**Your goal**: Your reply should hold the line containing "Extract the structured" and every later line of the records, reproduced exactly, and no other lines.

Collection entries
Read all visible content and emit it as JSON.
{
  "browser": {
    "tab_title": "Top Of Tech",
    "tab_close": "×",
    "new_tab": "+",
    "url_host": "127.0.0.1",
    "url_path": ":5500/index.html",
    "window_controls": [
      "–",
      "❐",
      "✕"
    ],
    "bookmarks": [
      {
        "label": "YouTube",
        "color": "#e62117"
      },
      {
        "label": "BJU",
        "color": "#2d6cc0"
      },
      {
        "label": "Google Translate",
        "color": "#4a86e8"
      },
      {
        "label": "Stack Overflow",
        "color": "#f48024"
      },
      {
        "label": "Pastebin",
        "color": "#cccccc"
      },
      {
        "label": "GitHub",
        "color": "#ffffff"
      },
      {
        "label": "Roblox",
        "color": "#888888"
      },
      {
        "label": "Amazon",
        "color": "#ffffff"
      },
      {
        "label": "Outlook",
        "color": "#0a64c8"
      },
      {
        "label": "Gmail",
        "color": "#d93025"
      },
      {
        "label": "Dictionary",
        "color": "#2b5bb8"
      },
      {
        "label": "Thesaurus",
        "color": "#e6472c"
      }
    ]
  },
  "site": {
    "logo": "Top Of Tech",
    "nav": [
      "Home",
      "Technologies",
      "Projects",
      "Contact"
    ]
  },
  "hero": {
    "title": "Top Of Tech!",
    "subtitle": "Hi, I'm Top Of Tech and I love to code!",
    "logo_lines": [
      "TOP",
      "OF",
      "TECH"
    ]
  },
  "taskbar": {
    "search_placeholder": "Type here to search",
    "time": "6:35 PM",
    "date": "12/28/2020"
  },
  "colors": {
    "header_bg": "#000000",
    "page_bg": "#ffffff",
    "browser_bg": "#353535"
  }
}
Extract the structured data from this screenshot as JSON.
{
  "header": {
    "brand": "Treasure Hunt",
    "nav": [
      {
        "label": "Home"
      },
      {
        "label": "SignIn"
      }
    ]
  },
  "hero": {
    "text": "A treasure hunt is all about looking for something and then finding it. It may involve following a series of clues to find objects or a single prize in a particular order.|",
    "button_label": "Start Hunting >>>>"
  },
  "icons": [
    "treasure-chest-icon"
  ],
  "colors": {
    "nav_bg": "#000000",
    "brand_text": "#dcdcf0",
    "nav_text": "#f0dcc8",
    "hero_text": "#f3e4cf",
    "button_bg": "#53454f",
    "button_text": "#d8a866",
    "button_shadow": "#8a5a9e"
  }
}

**Written answer**:
Extract the structured data from this screenshot as JSON.
{
  "header": {
    "brand": "Treasure Hunt",
    "nav": [
      {
        "label": "Home"
      },
      {
        "label": "SignIn"
      }
    ]
  },
  "hero": {
    "text": "A treasure hunt is all about looking for something and then finding it. It may involve following a series of clues to find objects or a single prize in a particular order.|",
    "button_label": "Start Hunting >>>>"
  },
  "icons": [
    "treasure-chest-icon"
  ],
  "colors": {
    "nav_bg": "#000000",
    "brand_text": "#dcdcf0",
    "nav_text": "#f0dcc8",
    "hero_text": "#f3e4cf",
    "button_bg": "#53454f",
    "button_text": "#d8a866",
    "button_shadow": "#8a5a9e"
  }
}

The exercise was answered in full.